Even through the inevitable low points he’s experiencing as a rookie, the payoff will be worth it in the end.
Just not so much in the beginning. And especially not after he was outplayed by the quarterback who spurned the Jets in free agency by choosing the more Super Bowl-ready team.
This was Kirk Cousins’ afternoon on Sunday at MetLife Stadium, as the 30-year-old quarterback vanquished the swirling winds and chilly temperatures to lead the Vikings to a 37-17 win over Darnold’s Jets.
Cousins made the wise choice by going to the Vikings, who were within a victory of reaching last season’s Super Bowl. And he absolutely played his cards right by leveraging the Jets’ fully guaranteed $90-million offer to secure a $9-million increase as part of the Vikings’ $84-million package.
Would Cousins have made a big difference in the Jets’ offense had he signed with them? Of course he would have. But the Jets still are better off having the chance to develop Darnold from Day 1 of his NFL career on a roster still in need of far more upgrading than the Vikings are.
On this day, though, Darnold showed just how much development is required before he’s ready to make his own run at a championship. After a terrific first-quarter touchdown drive that he finished off with a 12-yard pass to rookie tight end Chris Herndon, Darnold was outplayed at every turn by Cousins, who has a far better cast with which to work.
With Darnold missing standout receiver Quincy Enunwa (ankle) as well as Terrelle Pryor, who was released on Saturday because of a groin injury, Cousins had his full complement of targets, including receivers Adam Thielen (who set an NFL record with his seventh straight 100-yard receiving game from the start of the season) and Stefon Diggs as well as tight end Kyle Rudolph.
Darnold also failed to overcome the challenging weather conditions. He refused to make any excuses, even if he is unaccustomed to playing in the Northeast after growing up and playing college ball in Southern California.
“The conditions are the conditions,” he said. “It wasn’t too windy out there. I didn’t really struggle with it at all, in my opinion.”
Credit the Vikings’ defense with creating most of Darnold’s problems. Coach Mike Zimmer’s scheme stresses plenty of man coverage as well as a dose of Cover 2 zone, and a consistently strong pass rush made it tough for Darnold to get comfortable for long stretches of time. At one point from after the first quarter until early in the fourth quarter, Darnold had minus 1 yards passing.

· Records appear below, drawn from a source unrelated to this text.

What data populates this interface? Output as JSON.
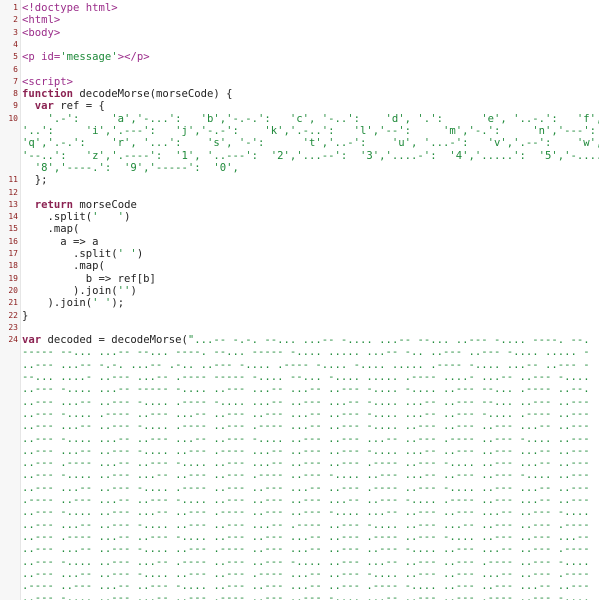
{
  "editor": {
    "lines": [
      {
        "num": "1",
        "segments": [
          {
            "t": "<!doctype html>",
            "c": "tag"
          }
        ]
      },
      {
        "num": "2",
        "segments": [
          {
            "t": "<html>",
            "c": "tag"
          }
        ]
      },
      {
        "num": "3",
        "segments": [
          {
            "t": "<body>",
            "c": "tag"
          }
        ]
      },
      {
        "num": "4",
        "segments": []
      },
      {
        "num": "5",
        "segments": [
          {
            "t": "<p id=",
            "c": "tag"
          },
          {
            "t": "'message'",
            "c": "str"
          },
          {
            "t": "></p>",
            "c": "tag"
          }
        ]
      },
      {
        "num": "6",
        "segments": []
      },
      {
        "num": "7",
        "segments": [
          {
            "t": "<script>",
            "c": "tag"
          }
        ]
      },
      {
        "num": "8",
        "segments": [
          {
            "t": "function",
            "c": "kw"
          },
          {
            "t": " decodeMorse(morseCode) {",
            "c": "norm"
          }
        ]
      },
      {
        "num": "9",
        "segments": [
          {
            "t": "  ",
            "c": "norm"
          },
          {
            "t": "var",
            "c": "kw"
          },
          {
            "t": " ref = {",
            "c": "norm"
          }
        ]
      },
      {
        "num": "10",
        "segments": [
          {
            "t": "    '.-':     'a','-...':   'b','-.-.':   'c', '-..':    'd', '.':      'e', '..-.':   'f',",
            "c": "str"
          }
        ]
      },
      {
        "num": "",
        "segments": [
          {
            "t": "'..':     'i','.---':   'j','-.-':    'k','.-..':   'l','--':     'm','-.':     'n','---':",
            "c": "str"
          }
        ]
      },
      {
        "num": "",
        "segments": [
          {
            "t": "'q','.-.':    'r', '...':    's', '-':      't','..-':    'u', '...-':   'v','.--':    'w',",
            "c": "str"
          }
        ]
      },
      {
        "num": "",
        "segments": [
          {
            "t": "'--..':   'z','.----':  '1', '..---':  '2','...--':  '3','....-':  '4','.....':  '5','-....':",
            "c": "str"
          }
        ]
      },
      {
        "num": "",
        "segments": [
          {
            "t": "  '8','----.':  '9','-----':  '0',",
            "c": "str"
          }
        ]
      },
      {
        "num": "11",
        "segments": [
          {
            "t": "  };",
            "c": "norm"
          }
        ]
      },
      {
        "num": "12",
        "segments": []
      },
      {
        "num": "13",
        "segments": [
          {
            "t": "  ",
            "c": "norm"
          },
          {
            "t": "return",
            "c": "kw"
          },
          {
            "t": " morseCode",
            "c": "norm"
          }
        ]
      },
      {
        "num": "14",
        "segments": [
          {
            "t": "    .split(",
            "c": "norm"
          },
          {
            "t": "'   '",
            "c": "str"
          },
          {
            "t": ")",
            "c": "norm"
          }
        ]
      },
      {
        "num": "15",
        "segments": [
          {
            "t": "    .map(",
            "c": "norm"
          }
        ]
      },
      {
        "num": "16",
        "segments": [
          {
            "t": "      a => a",
            "c": "norm"
          }
        ]
      },
      {
        "num": "17",
        "segments": [
          {
            "t": "        .split(",
            "c": "norm"
          },
          {
            "t": "' '",
            "c": "str"
          },
          {
            "t": ")",
            "c": "norm"
          }
        ]
      },
      {
        "num": "18",
        "segments": [
          {
            "t": "        .map(",
            "c": "norm"
          }
        ]
      },
      {
        "num": "19",
        "segments": [
          {
            "t": "          b => ref[b]",
            "c": "norm"
          }
        ]
      },
      {
        "num": "20",
        "segments": [
          {
            "t": "        ).join(",
            "c": "norm"
          },
          {
            "t": "''",
            "c": "str"
          },
          {
            "t": ")",
            "c": "norm"
          }
        ]
      },
      {
        "num": "21",
        "segments": [
          {
            "t": "    ).join(",
            "c": "norm"
          },
          {
            "t": "' '",
            "c": "str"
          },
          {
            "t": ");",
            "c": "norm"
          }
        ]
      },
      {
        "num": "22",
        "segments": [
          {
            "t": "}",
            "c": "norm"
          }
        ]
      },
      {
        "num": "23",
        "segments": []
      },
      {
        "num": "24",
        "segments": [
          {
            "t": "var",
            "c": "kw"
          },
          {
            "t": " decoded = decodeMorse(",
            "c": "norm"
          },
          {
            "t": "\"...-- -.-. --... ...-- -.... ...-- --... ..--- -.... ----. --.",
            "c": "str"
          }
        ]
      },
      {
        "num": "",
        "segments": [
          {
            "t": "----- --... ...-- --... ----. --... ----- -.... ..... ...-- -.. ..--- ..--- -.... ..... -",
            "c": "morse"
          }
        ]
      },
      {
        "num": "",
        "segments": [
          {
            "t": "..--- ...-- -.-. ...-- .-.. ..--- -.... .---- -.... -.... ..... .---- -.... ...-- ..--- -",
            "c": "morse"
          }
        ]
      },
      {
        "num": "",
        "segments": [
          {
            "t": "--... ....- ..--- ...-- .---- ----- -.... --... -.... ..... .---- ....- ...-- ..--- -....",
            "c": "morse"
          }
        ]
      },
      {
        "num": "",
        "segments": [
          {
            "t": "..--- -.... ...-- ----- -.... ..--- ...-- ...-- ..--- -.... -.... ..--- --... .---- ..--.",
            "c": "morse"
          }
        ]
      },
      {
        "num": "",
        "segments": [
          {
            "t": "..--- ...-- ..--- -.... .---- -.... ...-- ..--- ...-- -.... ...-- ..--- --... ..--- ..---",
            "c": "morse"
          }
        ]
      },
      {
        "num": "",
        "segments": [
          {
            "t": "..--- -.... .---- ..--- ...-- ..--- ..--- ...-- ..--- -.... ...-- ..--- -.... .---- ..---",
            "c": "morse"
          }
        ]
      },
      {
        "num": "",
        "segments": [
          {
            "t": "..--- ...-- ..--- -.... .---- ..--- .---- ...-- ..--- -.... ..--- ..--- ..--- ...-- ..---",
            "c": "morse"
          }
        ]
      },
      {
        "num": "",
        "segments": [
          {
            "t": "..--- -.... ...-- ..--- ...-- ..--- -.... ..--- ..--- ...-- ..--- .---- ..--- -.... ..---",
            "c": "morse"
          }
        ]
      },
      {
        "num": "",
        "segments": [
          {
            "t": "..--- ...-- ..--- -.... ..--- .---- ...-- ..--- ..--- -.... ...-- ..--- ..--- ...-- ..---",
            "c": "morse"
          }
        ]
      },
      {
        "num": "",
        "segments": [
          {
            "t": "..--- .---- ...-- ..--- -.... ..--- ...-- ..--- ..--- .---- ..--- -.... ..--- ...-- ..---",
            "c": "morse"
          }
        ]
      },
      {
        "num": "",
        "segments": [
          {
            "t": "..--- -.... ..--- ...-- ..--- ..--- .---- ..--- -.... ..--- ...-- ..--- ..--- -.... ..---",
            "c": "morse"
          }
        ]
      },
      {
        "num": "",
        "segments": [
          {
            "t": "..--- ...-- ..--- -.... .---- ..--- ..--- ...-- ..--- .---- ..--- -.... ..--- ...-- ..---",
            "c": "morse"
          }
        ]
      },
      {
        "num": "",
        "segments": [
          {
            "t": ".---- ..--- ...-- ..--- -.... ..--- ..--- ..--- ...-- ..--- -.... .---- ..--- ...-- ..---",
            "c": "morse"
          }
        ]
      },
      {
        "num": "",
        "segments": [
          {
            "t": "..--- -.... ..--- ...-- ..--- .---- ..--- ..--- -.... ...-- ..--- ..--- ...-- ..--- -....",
            "c": "morse"
          }
        ]
      },
      {
        "num": "",
        "segments": [
          {
            "t": "..--- ...-- ..--- -.... ..--- ..--- ...-- .---- ..--- -.... ..--- ...-- ..--- ..--- .----",
            "c": "morse"
          }
        ]
      },
      {
        "num": "",
        "segments": [
          {
            "t": "..--- .---- ...-- ..--- -.... ..--- ..--- ...-- ..--- .---- ..--- -.... ..--- ..--- ...--",
            "c": "morse"
          }
        ]
      },
      {
        "num": "",
        "segments": [
          {
            "t": "..--- ...-- ..--- -.... ..--- .---- ..--- ...-- ..--- ..--- -.... ..--- ...-- ..--- .----",
            "c": "morse"
          }
        ]
      },
      {
        "num": "",
        "segments": [
          {
            "t": "..--- -.... ..--- ...-- .---- ..--- ..--- -.... ..--- ...-- ..--- ..--- .---- ..--- -....",
            "c": "morse"
          }
        ]
      },
      {
        "num": "",
        "segments": [
          {
            "t": "..--- ...-- ..--- -.... ..--- ..--- .---- ...-- ..--- -.... ..--- ..--- ...-- ..--- .----",
            "c": "morse"
          }
        ]
      },
      {
        "num": "",
        "segments": [
          {
            "t": ".---- ..--- ...-- ..--- -.... ..--- ..--- ...-- ..--- .---- -.... ..--- ..--- ...-- ..---",
            "c": "morse"
          }
        ]
      },
      {
        "num": "",
        "segments": [
          {
            "t": "..--- -.... ..--- ...-- ..--- .---- ..--- ..--- -.... ...-- ..--- ..--- .---- ..--- -....",
            "c": "morse"
          }
        ]
      },
      {
        "num": "",
        "segments": [
          {
            "t": "..--- ...-- ..--- -.... .---- ..--- ..--- ...-- ..--- -.... ..--- ..--- .---- ..--- ...--",
            "c": "morse"
          }
        ]
      }
    ]
  }
}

He was particularly ineffective on third downs; the Jets went a miserable 2-for-13 on third-down conversions and weren’t successful until Darnold scrambled for a first down more than 10 minutes into the third quarter.
His third-quarter interception on an attempted pass to Robby Anderson on a deep ball down the left side was brutal. Anderson had to try and bat the ball away from cornerback Xavier Rhodes, who tipped the pass and redirected it toward safety Harrison Smith, who returned it 52 yards to the Jets’ 9. The Jets held the Vikings to a field goal to make it 20-7, and though the Jets got back to within 10 points twice more, Darnold couldn’t bring them all the way back.
Darnold finished 17-for-42 for 206 yards, one touchdown and three interceptions for a miserable 34.4 rating, by far the lowest of his fledgling career. Yet the game still held value for the 21-year-old quarterback, who is 3-4 heading into next Sunday’s game against the Bears at Soldier Field.
“I learned a lot this game,” he said. “I learned to continue to fight. It’s a four-quarter game. The first half, I thought I personally played bad. We’ve just got to keep fighting. Again, we’ve got to execute. That’s what it comes down to, and we’ve got to do a better job of that.”
You knew there would be days like this for Darnold, just as there are for any young quarterback. That it happened against the veteran who spurned the Jets certainly wasn’t the optic the Jets had hoped for, but it’s all part of the process.
As long as Darnold’s apprenticeship continues on an upward track – and there is every reason to believe it will – he will have plenty of opportunities to justify the Jets’ conviction in him.